I have never heard of the ulitmate breast lift, but I will perform limited incision lifts when applicable. This is commonly done using a vertical skin closure or lollipop lift.
Ultimate Breast Lift
When patients ask about breast lifts, the first thing they ask about are the incisions. The incisions usually fade with time and the real key is to make sure that your breast has the perfect shape. For many patients, a vertical scar is a component of this. Make sure that you like the shape of the breasts you see when discussing your surgeons results. Good luck.
Ultimate Breast Lift
Breast lift can involve many incision types and techniques. Incisions are important, but shape, contours, and longevity of result may be more important. I would evaluate results on websites to assess both scar position and scar length as well as shape. The only thing that will be missing is longevity of result. In general, the tighter the skin envelope the more durable the result. Find the plastic surgeon with ELITE credentials who performs hundreds of breast lifts each year. Kenneth Hughes, MD Los Angeles, CA
Web reference: http://www.hughesplasticsurgery.com
Recent Breast Lift Reviews
Breast Lift Photos
Ultimate breast lift
I have serious reservations about the "ultimate breast lift." I have been in practice for approximately 20 years and although I perform many plastic surgical procedures, I have become quite known for my breast lifts. I have lectured on the topic, and I have performed this procedure on a number of wives of plastic surgeons.
The goal of a breast lift is not only to raise the breast to a higher position, but to also produce an acceptable shape, as well as minimize the scaring. Although the "ultimate" breast lift may indeed lift the breast, I think it fails when it comes to producing a good shape and acceptable incisions.
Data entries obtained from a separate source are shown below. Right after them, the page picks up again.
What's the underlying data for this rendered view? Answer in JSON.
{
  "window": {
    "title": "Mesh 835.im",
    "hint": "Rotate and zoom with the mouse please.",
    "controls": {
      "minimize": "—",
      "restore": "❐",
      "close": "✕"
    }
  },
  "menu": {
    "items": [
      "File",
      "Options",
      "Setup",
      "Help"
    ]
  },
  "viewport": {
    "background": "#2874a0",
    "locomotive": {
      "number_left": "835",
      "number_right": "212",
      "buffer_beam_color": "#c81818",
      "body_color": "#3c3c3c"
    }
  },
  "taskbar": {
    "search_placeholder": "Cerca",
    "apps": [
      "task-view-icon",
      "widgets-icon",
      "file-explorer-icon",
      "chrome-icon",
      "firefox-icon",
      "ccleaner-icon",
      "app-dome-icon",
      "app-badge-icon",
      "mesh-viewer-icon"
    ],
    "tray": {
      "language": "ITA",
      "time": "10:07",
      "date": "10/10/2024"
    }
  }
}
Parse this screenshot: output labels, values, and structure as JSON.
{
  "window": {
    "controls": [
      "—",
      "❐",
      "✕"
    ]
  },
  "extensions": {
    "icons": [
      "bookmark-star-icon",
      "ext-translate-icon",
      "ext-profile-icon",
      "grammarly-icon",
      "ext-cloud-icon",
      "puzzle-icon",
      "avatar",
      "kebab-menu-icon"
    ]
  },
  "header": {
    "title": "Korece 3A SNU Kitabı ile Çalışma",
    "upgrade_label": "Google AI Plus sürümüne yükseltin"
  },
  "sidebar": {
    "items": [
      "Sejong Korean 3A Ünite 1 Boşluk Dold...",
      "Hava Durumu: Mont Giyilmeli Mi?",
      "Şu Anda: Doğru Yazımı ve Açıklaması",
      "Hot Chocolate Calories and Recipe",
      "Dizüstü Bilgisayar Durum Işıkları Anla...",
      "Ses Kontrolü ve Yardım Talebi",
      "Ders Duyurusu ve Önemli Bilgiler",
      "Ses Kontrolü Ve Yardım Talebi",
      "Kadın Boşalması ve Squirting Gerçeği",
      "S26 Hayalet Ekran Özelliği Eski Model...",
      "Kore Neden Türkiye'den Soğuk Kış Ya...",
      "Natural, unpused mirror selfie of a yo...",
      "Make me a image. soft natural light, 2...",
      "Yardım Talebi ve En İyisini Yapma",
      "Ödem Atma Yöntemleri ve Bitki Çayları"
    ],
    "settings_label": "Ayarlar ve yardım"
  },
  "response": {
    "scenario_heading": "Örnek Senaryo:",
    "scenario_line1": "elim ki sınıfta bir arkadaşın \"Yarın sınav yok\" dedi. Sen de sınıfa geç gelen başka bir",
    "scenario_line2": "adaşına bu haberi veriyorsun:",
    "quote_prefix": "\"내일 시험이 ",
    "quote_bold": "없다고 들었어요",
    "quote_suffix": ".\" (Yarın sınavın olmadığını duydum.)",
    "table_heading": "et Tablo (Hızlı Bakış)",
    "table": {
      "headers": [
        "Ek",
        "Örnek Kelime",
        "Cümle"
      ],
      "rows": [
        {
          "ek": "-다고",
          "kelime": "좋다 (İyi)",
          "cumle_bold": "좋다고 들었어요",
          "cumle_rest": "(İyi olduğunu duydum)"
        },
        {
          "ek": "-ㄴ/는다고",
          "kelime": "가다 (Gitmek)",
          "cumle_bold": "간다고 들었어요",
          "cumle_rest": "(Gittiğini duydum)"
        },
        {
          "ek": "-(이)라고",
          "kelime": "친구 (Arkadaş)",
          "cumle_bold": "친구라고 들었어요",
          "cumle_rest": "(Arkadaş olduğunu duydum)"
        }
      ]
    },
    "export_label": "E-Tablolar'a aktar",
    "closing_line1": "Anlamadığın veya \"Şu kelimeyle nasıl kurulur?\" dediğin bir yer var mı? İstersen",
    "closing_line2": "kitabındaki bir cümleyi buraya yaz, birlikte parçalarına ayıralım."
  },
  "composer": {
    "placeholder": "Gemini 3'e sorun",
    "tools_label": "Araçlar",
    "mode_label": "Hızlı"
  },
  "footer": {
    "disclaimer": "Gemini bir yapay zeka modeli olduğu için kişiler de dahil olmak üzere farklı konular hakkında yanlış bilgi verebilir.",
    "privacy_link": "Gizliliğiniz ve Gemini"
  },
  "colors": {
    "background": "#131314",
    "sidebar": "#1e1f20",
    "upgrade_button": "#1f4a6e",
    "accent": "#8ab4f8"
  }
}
As far as the shape is concerned, the breast should have adequate projection relative to the base, that is, the breast should have a conical shape with its peak projection at the nipple areola complex. In the ultimate breast lift there is somewhat of a flattening at the central portion of the breast in the region of the nipple. One can see this mostly on side view. This is the case because no vertical incision is used during the procedure. There is only an incision around the areola which inevitably flattens the breast, and a horizontal. It is impossible to produce an adequately projected breast without a vertical incision.
Regarding the incisions of the "Ultimate Breast Lift," I think here too it falls short. Out of all the incisions used on the breast (periareolar, vertical, and horizontal), the ultimate breast lift avoids the vertical but incorporates the periareolar and the horizontal. It may sound advantageous to avoid this vertical incision as it is right in the middle of the breast and perhaps plainly visible, but this is a fallacy. Out of all the incisions on the breast it is the vertical scar that usually heals the best. Quite often, it is very difficut to see this vertical incision once healed. This is well established in the literature. As a matter of fact, it is the long horizontal that often is the problematic one. One may argue that since the horizontal incision is at the bottom of the breast it is not as readily seen. This is not true at the extent of the incision. A poorly healed horizontal scar will be quite visible in a low cut dress or a bathing suit top. To trade out the vertical incision for a horizontal incision is a poor choice for the above two reasons. It leads to a poorly shaped breast and a potentially problematic scar. To use the descriptive ultimate lift for this procedure is a bit presumptuous to say the least.
Ary Krau MD FACS
Web reference: http://www.arykraumd.com/breast-lift.html
These answers are for educational purposes and should not be relied upon as a substitute for medical advice you may receive from your physician. If you have a medical emergency, please call 911. These answers do not constitute or initiate a patient/doctor relationship.